Friday, August 08, 2008
That gives me just enough time to post a picture I took in Dallas.
Let me know how this looks on your browser. I'm having trouble - maybe? - with pictures appearing darker on the blog than they do otherwise. I know this is pretty subjective, but does it appear too dark to you? It's supposed to look gloomy, but not totally midnighted!
I had a great time in Dallas - especially on a couple of fabulous Blogger Blind Dates that I will have to tell you about later. But now, I'm goin' to bed!
Sunday, August 03, 2008
It was a full flight and being one of those people who don't print their boarding passes until the morning of the flight, if at all, I was in one of the later boarding groups. I managed to find a seat in the front of the plane, squeezed between a couple of female readers.
The aisle reader was a lady I'd noticed in the terminal. She was reading serious literature. She wore socks with her sandals, a denim skirt and her graying hair was in a thin, fuzzy braid that snaked down to her shoulder blades. You've seen this woman, right? You can always trust 'em to be perfectly compatible seat companions. They just want to read.
The woman in the window seat was younger. Short black hair. Kicky black framed glasses. Pale skin. Indecisive. She brought a copy of Cosmo, and a skinny paperback; both of which she ignored as she flipped through all the printed material that was in the seat back pocket in front of her.
We were a very quiet row.
As we began our descent, I put my book away and looked past the pale girl and out the window. Two reasons for that. One, I can't read when the plane is bouncing as it always does on its way down to the ground and two, I always play a little game in my head during landings. It's called "Can I Survive A Fall From This Height?" No real rules, just sort of mentally estimating my chance of survival. My estimates are admittedly unrealistically optimistic, but that's probably normal for us superhero types.
Anyway, as I was looking out the window, the pilot made a weird turn that made the plane feel like it was pivoting on the left side wing. (Port? Starboard? I think port, but I wouldn't put money on it.) Pale girl dropped the sky mall magazine and grabbed for the armrests.
No sooner had he straightened out, than the pilot dipped us violently to the other side. Pale girl was even more so.
I smiled at her and finally spoke. "Nothing like coming into town at a freakish angle, is there?"
"Nope," she said with a nervous laugh. "I really hate to fly."

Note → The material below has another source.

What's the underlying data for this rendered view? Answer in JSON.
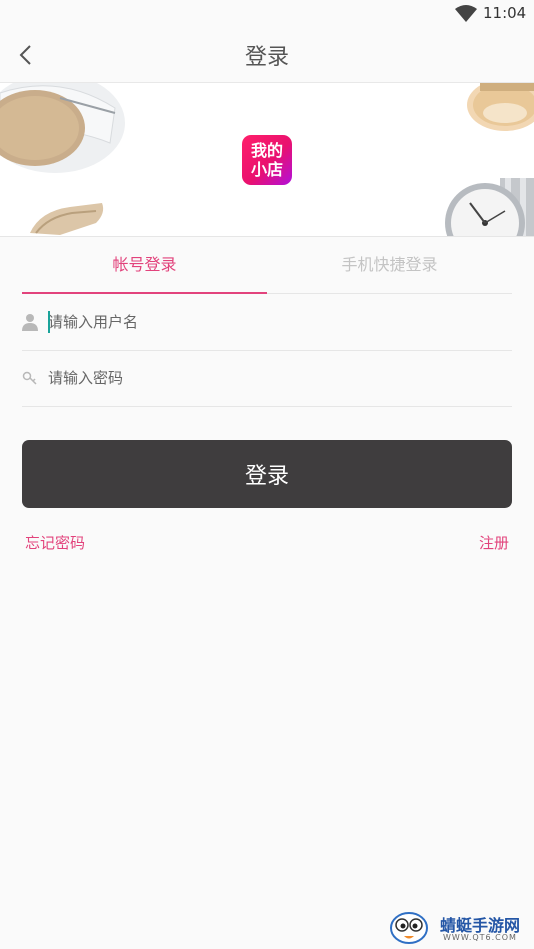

I smiled at her again, hopefully encouragingly. By now we were very close to the ground and the plane started to dip back in the other direction. I thought I would make some small talk to help take her mind off the landing. I glanced back out the window.
"Hey look! We're flying right over the cemetery!"
Not helpful. Soooo not helpful.